|US7168700 *||Oct 10, 2003||Jan 30, 2007||Bowe Bell + Howell Company||Sheet feeder apparatus and method with throughput control|
|US20040056410 *||Oct 10, 2003||Mar 25, 2004||Skadow Herman G.||Sheet feeder apparatus and method with throughput control|
|U.S. Classification||271/270, 271/176, 271/292, 271/202|
|Cooperative Classification||B65H39/11, B65H2408/113, B65H2511/11, B65H2403/511, B65H2511/514, B65H2513/10|
|Jan 25, 1995||AS||Assignment|

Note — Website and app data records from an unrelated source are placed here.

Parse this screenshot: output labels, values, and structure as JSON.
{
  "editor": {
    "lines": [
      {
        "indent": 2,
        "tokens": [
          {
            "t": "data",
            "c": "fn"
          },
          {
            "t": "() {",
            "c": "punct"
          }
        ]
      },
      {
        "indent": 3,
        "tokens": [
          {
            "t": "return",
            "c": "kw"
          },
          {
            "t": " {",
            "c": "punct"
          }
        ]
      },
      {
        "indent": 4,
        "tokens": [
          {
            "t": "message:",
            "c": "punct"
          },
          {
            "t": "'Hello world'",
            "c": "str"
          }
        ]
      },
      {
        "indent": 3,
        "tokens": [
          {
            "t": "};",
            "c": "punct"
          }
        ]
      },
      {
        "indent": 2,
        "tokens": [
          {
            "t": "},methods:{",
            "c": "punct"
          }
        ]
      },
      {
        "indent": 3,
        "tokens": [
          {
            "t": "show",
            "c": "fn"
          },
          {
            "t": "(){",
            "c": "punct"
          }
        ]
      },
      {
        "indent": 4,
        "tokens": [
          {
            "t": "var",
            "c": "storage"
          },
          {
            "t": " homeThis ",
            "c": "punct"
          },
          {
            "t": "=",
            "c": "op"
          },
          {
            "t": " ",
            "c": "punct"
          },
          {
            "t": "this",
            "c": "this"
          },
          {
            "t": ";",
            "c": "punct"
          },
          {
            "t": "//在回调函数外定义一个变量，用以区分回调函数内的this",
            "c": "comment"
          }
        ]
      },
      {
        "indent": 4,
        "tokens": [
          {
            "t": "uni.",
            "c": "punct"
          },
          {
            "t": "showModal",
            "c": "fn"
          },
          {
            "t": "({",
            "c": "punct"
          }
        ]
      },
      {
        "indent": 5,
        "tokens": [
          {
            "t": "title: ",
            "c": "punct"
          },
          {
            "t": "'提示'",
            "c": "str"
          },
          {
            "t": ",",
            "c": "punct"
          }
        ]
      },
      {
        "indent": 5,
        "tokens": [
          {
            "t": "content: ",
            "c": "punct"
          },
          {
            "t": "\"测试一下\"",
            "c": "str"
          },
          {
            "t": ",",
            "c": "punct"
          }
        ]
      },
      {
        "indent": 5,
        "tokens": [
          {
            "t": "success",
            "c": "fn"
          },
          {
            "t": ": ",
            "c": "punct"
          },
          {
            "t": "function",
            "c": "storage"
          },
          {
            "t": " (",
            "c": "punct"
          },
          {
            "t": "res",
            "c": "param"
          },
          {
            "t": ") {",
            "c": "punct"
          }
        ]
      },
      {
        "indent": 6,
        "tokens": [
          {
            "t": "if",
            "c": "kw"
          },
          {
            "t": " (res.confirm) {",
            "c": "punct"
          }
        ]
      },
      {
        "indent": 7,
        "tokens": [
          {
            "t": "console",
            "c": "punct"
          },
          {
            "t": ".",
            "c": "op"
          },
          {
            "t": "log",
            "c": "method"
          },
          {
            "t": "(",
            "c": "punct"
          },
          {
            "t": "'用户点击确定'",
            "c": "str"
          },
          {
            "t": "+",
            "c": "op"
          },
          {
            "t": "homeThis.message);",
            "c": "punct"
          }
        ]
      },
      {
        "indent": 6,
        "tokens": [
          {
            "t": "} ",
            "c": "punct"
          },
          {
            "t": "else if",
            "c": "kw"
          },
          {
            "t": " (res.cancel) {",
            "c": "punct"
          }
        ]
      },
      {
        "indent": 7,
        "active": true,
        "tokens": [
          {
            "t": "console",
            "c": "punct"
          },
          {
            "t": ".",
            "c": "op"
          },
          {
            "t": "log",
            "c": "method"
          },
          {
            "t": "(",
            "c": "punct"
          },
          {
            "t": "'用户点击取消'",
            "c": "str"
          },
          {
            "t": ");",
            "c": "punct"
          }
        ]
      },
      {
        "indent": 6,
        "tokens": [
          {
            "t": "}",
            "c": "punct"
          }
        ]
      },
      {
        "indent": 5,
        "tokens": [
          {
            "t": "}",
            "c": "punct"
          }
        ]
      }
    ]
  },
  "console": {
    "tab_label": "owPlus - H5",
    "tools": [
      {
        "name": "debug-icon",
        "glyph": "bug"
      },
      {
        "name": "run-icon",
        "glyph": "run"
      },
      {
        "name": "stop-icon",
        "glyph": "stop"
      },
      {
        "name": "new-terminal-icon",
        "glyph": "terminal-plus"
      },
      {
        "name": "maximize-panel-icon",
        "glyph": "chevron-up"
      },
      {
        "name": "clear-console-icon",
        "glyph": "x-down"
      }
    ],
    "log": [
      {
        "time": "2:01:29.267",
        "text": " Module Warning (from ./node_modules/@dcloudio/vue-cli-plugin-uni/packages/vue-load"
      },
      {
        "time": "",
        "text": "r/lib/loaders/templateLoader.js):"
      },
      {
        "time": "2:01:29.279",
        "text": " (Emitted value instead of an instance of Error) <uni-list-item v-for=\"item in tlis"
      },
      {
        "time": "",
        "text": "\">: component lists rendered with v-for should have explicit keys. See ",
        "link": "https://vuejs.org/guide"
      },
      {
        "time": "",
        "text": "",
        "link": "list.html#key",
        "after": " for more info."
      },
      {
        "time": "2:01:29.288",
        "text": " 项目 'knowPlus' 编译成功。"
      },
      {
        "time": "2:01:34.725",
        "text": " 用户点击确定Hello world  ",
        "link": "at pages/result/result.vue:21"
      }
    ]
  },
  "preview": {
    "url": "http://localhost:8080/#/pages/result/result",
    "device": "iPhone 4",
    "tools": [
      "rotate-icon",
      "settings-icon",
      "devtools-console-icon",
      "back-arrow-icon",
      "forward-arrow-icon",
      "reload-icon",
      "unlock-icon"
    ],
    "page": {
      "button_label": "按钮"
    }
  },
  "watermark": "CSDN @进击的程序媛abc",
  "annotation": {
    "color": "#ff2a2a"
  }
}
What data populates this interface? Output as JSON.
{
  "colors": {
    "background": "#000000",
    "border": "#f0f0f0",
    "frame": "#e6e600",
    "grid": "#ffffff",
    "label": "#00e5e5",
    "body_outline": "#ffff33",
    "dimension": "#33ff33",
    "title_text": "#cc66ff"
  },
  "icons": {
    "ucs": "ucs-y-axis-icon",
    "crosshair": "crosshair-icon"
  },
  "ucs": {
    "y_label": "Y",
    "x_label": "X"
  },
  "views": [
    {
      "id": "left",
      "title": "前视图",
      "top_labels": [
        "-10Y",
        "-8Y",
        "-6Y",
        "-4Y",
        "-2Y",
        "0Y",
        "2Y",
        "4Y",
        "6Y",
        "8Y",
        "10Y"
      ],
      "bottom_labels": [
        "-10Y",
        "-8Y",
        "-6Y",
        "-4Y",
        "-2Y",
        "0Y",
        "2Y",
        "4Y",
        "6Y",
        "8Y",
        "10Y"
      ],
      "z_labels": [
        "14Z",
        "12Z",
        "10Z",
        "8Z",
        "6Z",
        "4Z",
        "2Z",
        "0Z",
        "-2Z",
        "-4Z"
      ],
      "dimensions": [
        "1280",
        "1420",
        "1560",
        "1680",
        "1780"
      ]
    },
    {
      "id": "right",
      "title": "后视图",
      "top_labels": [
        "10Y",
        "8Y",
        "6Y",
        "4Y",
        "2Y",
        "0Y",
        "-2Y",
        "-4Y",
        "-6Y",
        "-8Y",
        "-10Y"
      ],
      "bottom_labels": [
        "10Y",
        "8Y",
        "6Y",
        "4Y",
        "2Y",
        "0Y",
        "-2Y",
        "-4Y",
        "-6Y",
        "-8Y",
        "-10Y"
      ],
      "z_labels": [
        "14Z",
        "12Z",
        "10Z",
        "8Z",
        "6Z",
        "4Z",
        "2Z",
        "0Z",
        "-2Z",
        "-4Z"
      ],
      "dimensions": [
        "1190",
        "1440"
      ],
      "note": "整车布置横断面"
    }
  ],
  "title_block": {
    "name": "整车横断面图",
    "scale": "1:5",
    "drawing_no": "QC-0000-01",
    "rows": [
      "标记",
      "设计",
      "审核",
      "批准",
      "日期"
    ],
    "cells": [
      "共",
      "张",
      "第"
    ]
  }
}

Owner name: GRADCO (JAPAN) LTD., JAPAN
Free format text: ASSIGNMENT OF ASSIGNORS INTEREST;ASSIGNORS:COOMBS, PETER M.;SEIBEL, EDWARD;BENNETT, BRYSON;REEL/FRAME:007344/0600
Effective date: 19950120
|Apr 12, 2000||FPAY||Fee payment|
Year of fee payment: 4
|Jun 9, 2004||REMI||Maintenance fee reminder mailed|
|Nov 19, 2004||LAPS||Lapse for failure to pay maintenance fees|
|Jan 18, 2005||FP||Expired due to failure to pay maintenance fee|
Effective date: 20041119